Some observers argue that this is the true heart of the dispute, which reflects the reported nature of the proposed agreement between the Canadian and BC governments and Wet’suwet’en people.
On the matter of the pipeline itself, many Wet’suwet’en members are in favour of the project because of the millions of dollars in economic benefits it will deliver to the communities in its construction, as well as ongoing benefits agreements after it is built.
People on both sides of the dispute have raised concerns that the protests have gone away from their original intent, with some claiming that non-Indigenous anti-pipeline activists have become a dominant voice over the individuals who will be directly impacted by the pipeline.
Pipeline proponents often use the argument that natural gas is far cleaner than coal, and these fuels will reduce China’s reliance on coal for power generation (China is expected to be a key customer of Coastal GasLink).
While LNG does burn cleaner, the LNG that will flow through this pipeline will be extracted from the earth using hydraulic fracturing (fracking). Fracking results in mass amounts of methane emissions during its production and methane is at least 25 times more potent as a greenhouse gas than carbon dioxide.
Ms. Beaudry said environment-focused protests, which became one of the main themes of this solidarity rally, would have multi-generational impacts.
“I’m probably saving your life. You need water, everybody needs air. That is such basic science … I’m doing this for you, too,” said Ms. Beaudry. “That’s the reason why we’re here is because of the pipeline.”
Mr. Kaboni said the current political climate, in his view, was reminiscent of historical treatment of Indigenous peoples.
“They’re trying to kill off the Indian all over again. This happened 100 years ago and it’s happening all over again.

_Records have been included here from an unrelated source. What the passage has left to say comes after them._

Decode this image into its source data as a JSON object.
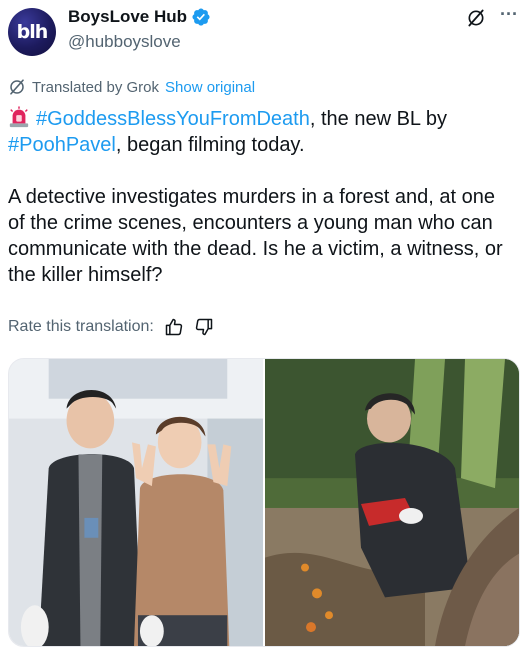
{
  "author": {
    "display_name": "BoysLove Hub",
    "handle": "@hubboyslove",
    "avatar_text": "blh",
    "verified": true
  },
  "icons": {
    "verified": "verified-badge-icon",
    "grok": "grok-icon",
    "more": "more-icon",
    "thumbs_up": "thumbs-up-icon",
    "thumbs_down": "thumbs-down-icon",
    "siren": "siren-emoji-icon"
  },
  "translation": {
    "label": "Translated by Grok",
    "show_original": "Show original"
  },
  "tweet": {
    "hashtag_1": "#GoddessBlessYouFromDeath",
    "text_1": ", the new BL by",
    "hashtag_2": "#PoohPavel",
    "text_2": ", began filming today.",
    "paragraph_2": "A detective investigates murders in a forest and, at one of the crime scenes, encounters a young man who can communicate with the dead. Is he a victim, a witness, or the killer himself?"
  },
  "rate": {
    "label": "Rate this translation:"
  },
  "more_label": "···",
  "colors": {
    "accent": "#1d9bf0",
    "text": "#0f1419",
    "muted": "#536471",
    "siren": "#e0245e"
  }
}
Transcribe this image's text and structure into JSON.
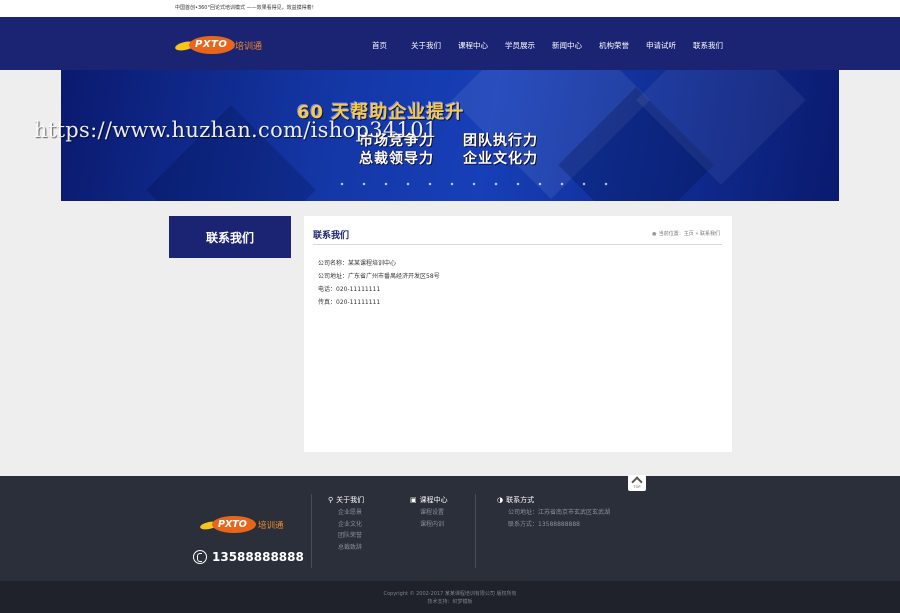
{
  "topbar": {
    "slogan": "中国首创•360°回论式培训模式 ——效果看得见，效益摸得着！"
  },
  "brand": {
    "logo_mark": "PXTO",
    "logo_cn": "培训通"
  },
  "nav": {
    "items": [
      {
        "label": "首页"
      },
      {
        "label": "关于我们"
      },
      {
        "label": "课程中心"
      },
      {
        "label": "学员展示"
      },
      {
        "label": "新闻中心"
      },
      {
        "label": "机构荣誉"
      },
      {
        "label": "申请试听"
      },
      {
        "label": "联系我们"
      }
    ]
  },
  "banner": {
    "headline": "60 天帮助企业提升",
    "line2_left": "市场竞争力",
    "line2_right": "团队执行力",
    "line3_left": "总裁领导力",
    "line3_right": "企业文化力",
    "watermark": "https://www.huzhan.com/ishop34101"
  },
  "sidebar": {
    "title": "联系我们"
  },
  "content": {
    "title": "联系我们",
    "breadcrumb": {
      "prefix": "当前位置：",
      "home": "主页",
      "sep": "»",
      "current": "联系我们"
    },
    "info": [
      "公司名称：某某课程培训中心",
      "公司地址：广东省广州市番禺经济开发区58号",
      "电话：020-11111111",
      "传真：020-11111111"
    ]
  },
  "totop": {
    "label": "TOP"
  },
  "footer": {
    "phone": "13588888888",
    "col_about": {
      "title": "关于我们",
      "icon": "location-pin-icon",
      "links": [
        "企业愿景",
        "企业文化",
        "团队荣誉",
        "总裁致辞"
      ]
    },
    "col_course": {
      "title": "课程中心",
      "icon": "lock-icon",
      "links": [
        "课程设置",
        "课程内训"
      ]
    },
    "col_contact": {
      "title": "联系方式",
      "icon": "compass-icon",
      "lines": [
        "公司地址：江苏省南京市玄武区玄武湖",
        "联系方式：13588888888"
      ]
    },
    "copyright": "Copyright © 2002-2017 某某课程培训有限公司 版权所有",
    "support": "技术支持：织梦模板"
  },
  "colors": {
    "navy": "#1b2473",
    "footer_bg": "#2b2f3a",
    "copy_bg": "#1f222b",
    "accent_orange": "#e8661b",
    "accent_yellow": "#f6c948"
  }
}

Us as Native people, we all see this so we (protest) to show we’re not going anywhere,” said Mr. Kaboni.
Although solidarity protests have highlighted the divides that exist across Canada, at their core they are demonstrative of the split that exists within the Wet’suwet’en Nation itself. Because the core issue at hand surrounds their internal governance structure and the proposed federal and provincial agreement is about that very topic, several members of the Wet’suwet’en Nation are calling for a pause in these solidarity protests, saying they are harming the negotiation abilities of those directly involved in the debate.
There are no further disruptions in the Manitoulin Island area scheduled at this time.